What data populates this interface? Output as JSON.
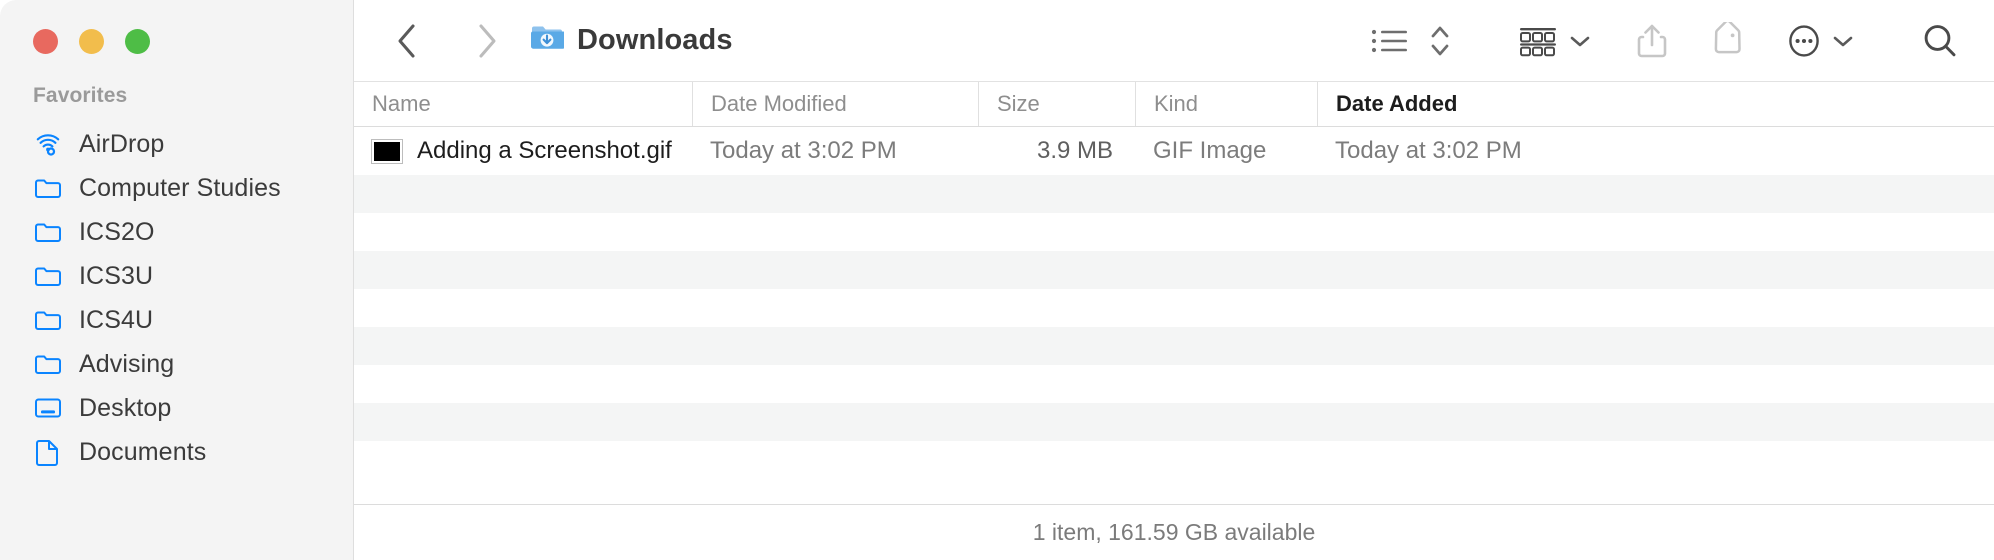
{
  "window": {
    "title": "Downloads",
    "title_icon": "downloads-folder-icon",
    "traffic_lights": [
      {
        "name": "close",
        "color": "#e8695f"
      },
      {
        "name": "minimize",
        "color": "#f2bd4c"
      },
      {
        "name": "zoom",
        "color": "#4ebd46"
      }
    ]
  },
  "sidebar": {
    "section_label": "Favorites",
    "items": [
      {
        "label": "AirDrop",
        "icon": "airdrop-icon"
      },
      {
        "label": "Computer Studies",
        "icon": "folder-icon"
      },
      {
        "label": "ICS2O",
        "icon": "folder-icon"
      },
      {
        "label": "ICS3U",
        "icon": "folder-icon"
      },
      {
        "label": "ICS4U",
        "icon": "folder-icon"
      },
      {
        "label": "Advising",
        "icon": "folder-icon"
      },
      {
        "label": "Desktop",
        "icon": "desktop-icon"
      },
      {
        "label": "Documents",
        "icon": "documents-icon"
      }
    ]
  },
  "toolbar": {
    "back_label": "Back",
    "forward_label": "Forward",
    "view_list_label": "List View",
    "view_stepper_label": "View Options",
    "group_label": "Group Items",
    "share_label": "Share",
    "tag_label": "Tags",
    "more_label": "More Options",
    "search_label": "Search"
  },
  "file_list": {
    "columns": [
      {
        "key": "name",
        "label": "Name",
        "active": false
      },
      {
        "key": "date_modified",
        "label": "Date Modified",
        "active": false
      },
      {
        "key": "size",
        "label": "Size",
        "active": false
      },
      {
        "key": "kind",
        "label": "Kind",
        "active": false
      },
      {
        "key": "date_added",
        "label": "Date Added",
        "active": true
      }
    ],
    "rows": [
      {
        "name": "Adding a Screenshot.gif",
        "date_modified": "Today at 3:02 PM",
        "size": "3.9 MB",
        "kind": "GIF Image",
        "date_added": "Today at 3:02 PM",
        "icon": "gif-thumbnail-icon"
      }
    ]
  },
  "status_bar": {
    "text": "1 item, 161.59 GB available"
  },
  "colors": {
    "accent_blue": "#0a84ff",
    "sidebar_bg": "#f4f4f4",
    "row_alt": "#f4f5f5",
    "active_column_text": "#1d1d1d"
  }
}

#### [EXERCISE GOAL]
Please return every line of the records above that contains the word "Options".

#### [TASK OUTPUT]
    "view_stepper_label": "View Options",
    "more_label": "More Options",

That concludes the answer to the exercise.